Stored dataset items
⟨
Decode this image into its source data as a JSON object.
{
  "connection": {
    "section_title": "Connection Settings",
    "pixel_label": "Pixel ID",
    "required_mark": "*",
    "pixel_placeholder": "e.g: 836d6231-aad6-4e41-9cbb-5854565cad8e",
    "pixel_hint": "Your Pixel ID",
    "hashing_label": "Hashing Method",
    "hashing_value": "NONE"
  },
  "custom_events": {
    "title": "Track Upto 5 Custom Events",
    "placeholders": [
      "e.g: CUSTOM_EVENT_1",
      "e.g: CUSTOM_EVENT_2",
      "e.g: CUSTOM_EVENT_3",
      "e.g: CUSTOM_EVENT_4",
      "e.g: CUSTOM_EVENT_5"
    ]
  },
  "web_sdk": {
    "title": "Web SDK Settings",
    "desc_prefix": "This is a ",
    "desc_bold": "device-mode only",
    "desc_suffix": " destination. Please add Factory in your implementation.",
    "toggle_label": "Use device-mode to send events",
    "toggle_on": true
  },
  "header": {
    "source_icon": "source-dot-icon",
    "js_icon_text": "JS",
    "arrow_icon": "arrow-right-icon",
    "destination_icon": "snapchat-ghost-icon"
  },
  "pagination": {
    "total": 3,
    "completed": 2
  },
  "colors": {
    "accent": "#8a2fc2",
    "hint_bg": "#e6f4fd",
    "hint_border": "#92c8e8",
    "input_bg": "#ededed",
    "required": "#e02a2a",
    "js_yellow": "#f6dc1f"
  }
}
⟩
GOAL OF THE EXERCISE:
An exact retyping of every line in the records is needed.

RESPONSE TO THIS EXERCISE:
Decode this image into its source data as a JSON object.
{
  "connection": {
    "section_title": "Connection Settings",
    "pixel_label": "Pixel ID",
    "required_mark": "*",
    "pixel_placeholder": "e.g: 836d6231-aad6-4e41-9cbb-5854565cad8e",
    "pixel_hint": "Your Pixel ID",
    "hashing_label": "Hashing Method",
    "hashing_value": "NONE"
  },
  "custom_events": {
    "title": "Track Upto 5 Custom Events",
    "placeholders": [
      "e.g: CUSTOM_EVENT_1",
      "e.g: CUSTOM_EVENT_2",
      "e.g: CUSTOM_EVENT_3",
      "e.g: CUSTOM_EVENT_4",
      "e.g: CUSTOM_EVENT_5"
    ]
  },
  "web_sdk": {
    "title": "Web SDK Settings",
    "desc_prefix": "This is a ",
    "desc_bold": "device-mode only",
    "desc_suffix": " destination. Please add Factory in your implementation.",
    "toggle_label": "Use device-mode to send events",
    "toggle_on": true
  },
  "header": {
    "source_icon": "source-dot-icon",
    "js_icon_text": "JS",
    "arrow_icon": "arrow-right-icon",
    "destination_icon": "snapchat-ghost-icon"
  },
  "pagination": {
    "total": 3,
    "completed": 2
  },
  "colors": {
    "accent": "#8a2fc2",
    "hint_bg": "#e6f4fd",
    "hint_border": "#92c8e8",
    "input_bg": "#ededed",
    "required": "#e02a2a",
    "js_yellow": "#f6dc1f"
  }
}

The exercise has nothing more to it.